(Directions for this task) Pull out every line below that holds the word "буря".

(Supplied data)
Content starts
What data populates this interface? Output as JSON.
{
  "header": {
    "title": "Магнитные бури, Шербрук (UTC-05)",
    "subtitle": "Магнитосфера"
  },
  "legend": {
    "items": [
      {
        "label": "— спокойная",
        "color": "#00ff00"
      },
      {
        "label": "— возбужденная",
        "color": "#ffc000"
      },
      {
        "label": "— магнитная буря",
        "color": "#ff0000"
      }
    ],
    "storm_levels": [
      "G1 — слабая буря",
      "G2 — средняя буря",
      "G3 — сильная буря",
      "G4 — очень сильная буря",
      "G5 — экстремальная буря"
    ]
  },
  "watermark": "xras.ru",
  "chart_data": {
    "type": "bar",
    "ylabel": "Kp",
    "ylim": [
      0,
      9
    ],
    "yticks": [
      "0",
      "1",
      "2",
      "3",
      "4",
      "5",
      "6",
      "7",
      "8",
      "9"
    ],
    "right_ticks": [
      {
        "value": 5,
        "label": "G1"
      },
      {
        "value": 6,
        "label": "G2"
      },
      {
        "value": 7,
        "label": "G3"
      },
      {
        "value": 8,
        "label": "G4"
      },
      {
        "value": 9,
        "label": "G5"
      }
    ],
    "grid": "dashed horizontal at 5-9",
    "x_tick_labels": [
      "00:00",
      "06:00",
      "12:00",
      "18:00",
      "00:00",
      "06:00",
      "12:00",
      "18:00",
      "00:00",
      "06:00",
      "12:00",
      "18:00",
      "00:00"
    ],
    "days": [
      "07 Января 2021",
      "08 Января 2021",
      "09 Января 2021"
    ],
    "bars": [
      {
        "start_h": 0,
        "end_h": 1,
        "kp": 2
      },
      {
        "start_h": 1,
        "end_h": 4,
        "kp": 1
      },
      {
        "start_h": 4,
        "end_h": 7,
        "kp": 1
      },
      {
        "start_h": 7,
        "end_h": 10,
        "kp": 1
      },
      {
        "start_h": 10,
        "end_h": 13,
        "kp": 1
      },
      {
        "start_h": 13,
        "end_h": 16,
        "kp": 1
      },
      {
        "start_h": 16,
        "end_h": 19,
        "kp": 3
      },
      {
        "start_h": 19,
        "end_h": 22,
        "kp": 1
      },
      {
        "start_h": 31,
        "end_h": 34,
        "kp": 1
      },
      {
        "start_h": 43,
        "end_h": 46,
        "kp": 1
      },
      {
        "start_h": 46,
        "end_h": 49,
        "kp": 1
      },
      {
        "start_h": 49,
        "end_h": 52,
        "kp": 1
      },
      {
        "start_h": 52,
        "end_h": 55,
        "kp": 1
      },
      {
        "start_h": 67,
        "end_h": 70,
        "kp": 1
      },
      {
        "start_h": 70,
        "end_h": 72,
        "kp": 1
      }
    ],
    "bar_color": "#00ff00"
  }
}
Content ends
(Reply)
        "label": "— магнитная буря",
      "G1 — слабая буря",
      "G2 — средняя буря",
      "G3 — сильная буря",
      "G4 — очень сильная буря",
      "G5 — экстремальная буря"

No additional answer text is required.